A contingent beneficiary is designated by the owner of a retirement account or an insurance contract as the person or organization who will receive proceeds if the primary beneficiary has passed away, cannot be found, or declines the inheritance when it is due.
A contingent beneficiary is only eligible to receive insurance payouts or retirement assets if specific prerequisites are satisfied at the time of the insured’s passing, such as details contained in a will.
Usually, having a contingent beneficiary does not affect your primary beneficiary. Suppose your primary beneficiary dies before you do or declines to inherit, for instance. In that case, your contingent beneficiary will only be entitled to your property if your primary beneficiary cannot do so.
By designating a beneficiary, you formally state who you wish to inherit your assets, such as those in an IRA, 401(k), or an insurance policy, after your death. To ensure that your assets go where you want them to go and do not go through probate, you should consider choosing a secondary beneficiary when arranging your estate.
Contingent Beneficiary vs. Primary Beneficiary
When establishing each of these accounts, you should designate a primary beneficiary or the first person or entity in line to receive the assets from a life insurance policy, retirement account, or living trust. It will help if you also choose a contingent beneficiary or the next person or entity in line if that individual passes away before you can or cannot be traced to receive the assets.
First in line to receive your settlement are your primary life insurance beneficiaries. Often, policy owners designate their favorite charities, close family members, or both as their primary beneficiaries. However, the payout will go to your selected dependent beneficiary if all of your primary beneficiaries are already deceased when you pass away. You can identify any individual or organization as a contingent beneficiary, and you can have one or more, just like you do with a primary beneficiary.
Why should you name contingent beneficiaries?
There may be circumstances where your preferred beneficiary is not qualified to inherit your property. A court will use state rules to determine who should receive your assets if you haven’t designated a contingent beneficiary. You can establish expectations about who will inherit your property if your first choice cannot do so by choosing a contingent beneficiary.
It is best to choose a primary beneficiary as well as at least one, if not several, dependent beneficiaries if you don’t want to leave the distribution of your assets to chance.
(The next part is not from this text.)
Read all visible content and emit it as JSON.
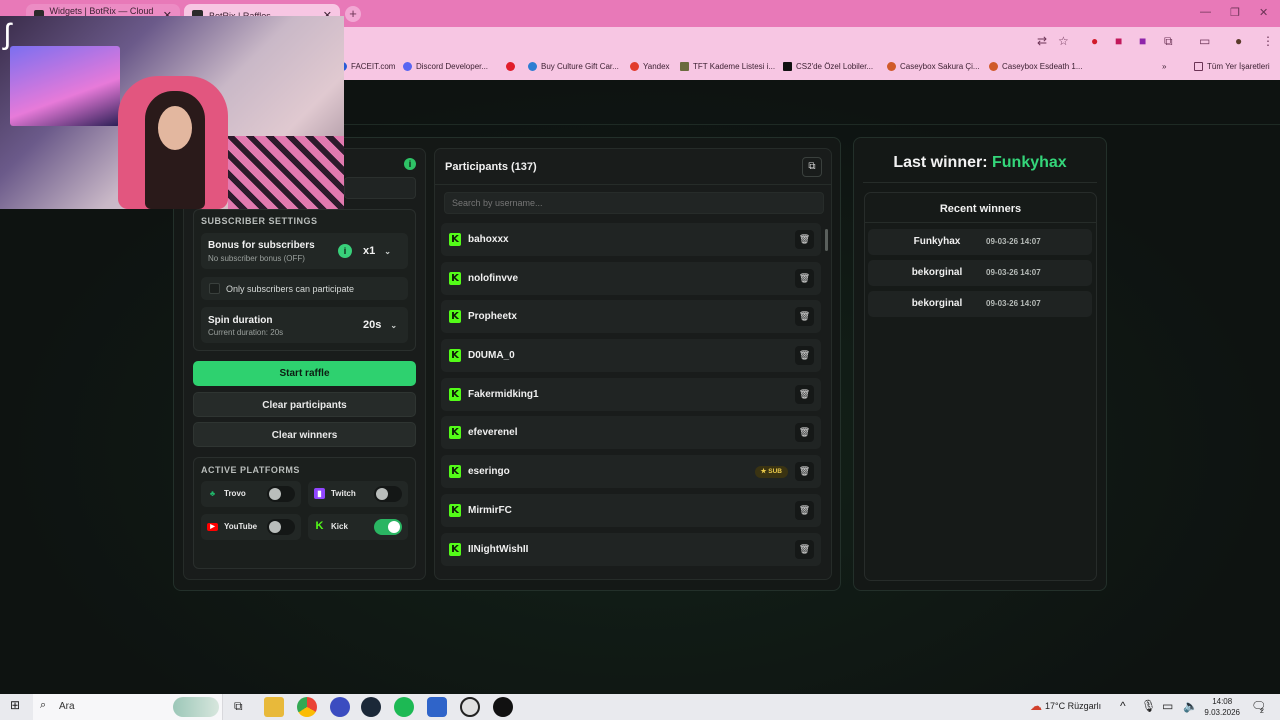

Characteristics of Contingent Beneficiaries
Contingent beneficiaries may be individuals, entities, estates, charitable organizations, or trusts. A legal guardian is chosen to manage the funds until the minor reaches legal adulthood if a minor is identified as a contingent beneficiary. Even though immediate family members are more frequently mentioned as contingent beneficiaries, close friends and other family members are frequently included as well.
A retirement plan or life insurance policy may designate more than one contingent beneficiary. Each beneficiary will receive a particular portion of the funds, totaling 100%. Assets are distributed to a contingent beneficiary the same way as to the primary beneficiary.
If I don’t have a contingent beneficiary, what happens?
Your death benefit will be paid to your estate rather than the persons or organizations you’ve chosen if your primary beneficiaries are deceased and you don’t have any dependent beneficiaries. A judge will subsequently decide the receiver of your settlement after going through probate court and being subject to estate taxes. Be aware that once your benefit is paid to your estate, it may not reach your heirs for several months or may be taken by creditors.
How to Change Beneficiaries
You can feel free to modify and change the designations on your life insurance policies and retirement accounts as frequently as you like, with one notable exception: if the account is irrevocable, you cannot change beneficiaries. Beneficiaries don’t have any legal rights to your assets during your lifetime—and may not even be aware that they are your beneficiaries.
It’s simple to change designated beneficiaries on retirement accounts like IRAs and 401(k)s. Still, because this could have adverse tax consequences, especially when spouses are involved, it’s crucial to speak with a legal or tax expert to ensure your affairs are set up in the most advantageous way possible.
Unfortunately, a lot of people avoid or put off estate planning. But it’s crucial since it enables you to preserve and protect your loved ones and your legacy. Your estate and assets will go to the people you intend to when choosing a primary and contingency beneficiary. You won’t be able to regulate who gets what if you don’t finish this crucial phase.